__Task to carry out__.
Only a number is expected: the count of lines in the listing where "Desk" occurs.
========================================================================
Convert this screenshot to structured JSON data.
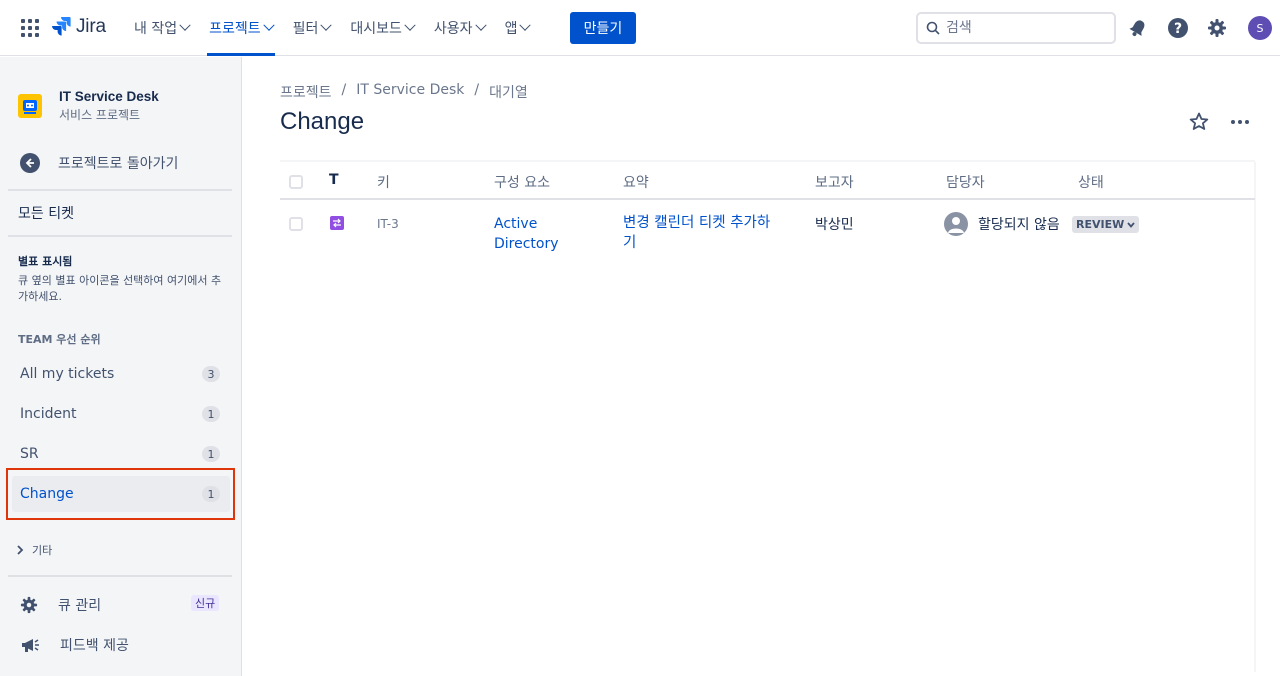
{
  "topnav": {
    "logo_text": "Jira",
    "menu": [
      {
        "label": "내 작업",
        "active": false
      },
      {
        "label": "프로젝트",
        "active": true
      },
      {
        "label": "필터",
        "active": false
      },
      {
        "label": "대시보드",
        "active": false
      },
      {
        "label": "사용자",
        "active": false
      },
      {
        "label": "앱",
        "active": false
      }
    ],
    "create_label": "만들기",
    "search_placeholder": "검색",
    "avatar_initial": "S",
    "brand_color": "#0052cc"
  },
  "sidebar": {
    "project_name": "IT Service Desk",
    "project_type": "서비스 프로젝트",
    "back_label": "프로젝트로 돌아가기",
    "all_tickets": "모든 티켓",
    "starred_heading": "별표 표시됨",
    "starred_desc": "큐 옆의 별표 아이콘을 선택하여 여기에서 추가하세요.",
    "team_heading": "TEAM 우선 순위",
    "queues": [
      {
        "label": "All my tickets",
        "count": "3"
      },
      {
        "label": "Incident",
        "count": "1"
      },
      {
        "label": "SR",
        "count": "1"
      },
      {
        "label": "Change",
        "count": "1"
      }
    ],
    "other_label": "기타",
    "manage_queues": "큐 관리",
    "new_badge": "신규",
    "feedback": "피드백 제공"
  },
  "main": {
    "breadcrumb": [
      "프로젝트",
      "/",
      "IT Service Desk",
      "/",
      "대기열"
    ],
    "title": "Change",
    "columns": {
      "type": "T",
      "key": "키",
      "component": "구성 요소",
      "summary": "요약",
      "reporter": "보고자",
      "assignee": "담당자",
      "status": "상태"
    },
    "rows": [
      {
        "key": "IT-3",
        "component_line1": "Active",
        "component_line2": "Directory",
        "summary_line1": "변경 캘린더 티켓 추가하",
        "summary_line2": "기",
        "reporter": "박상민",
        "assignee": "할당되지 않음",
        "status": "REVIEW"
      }
    ]
  }
}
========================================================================
__The completed task__.
2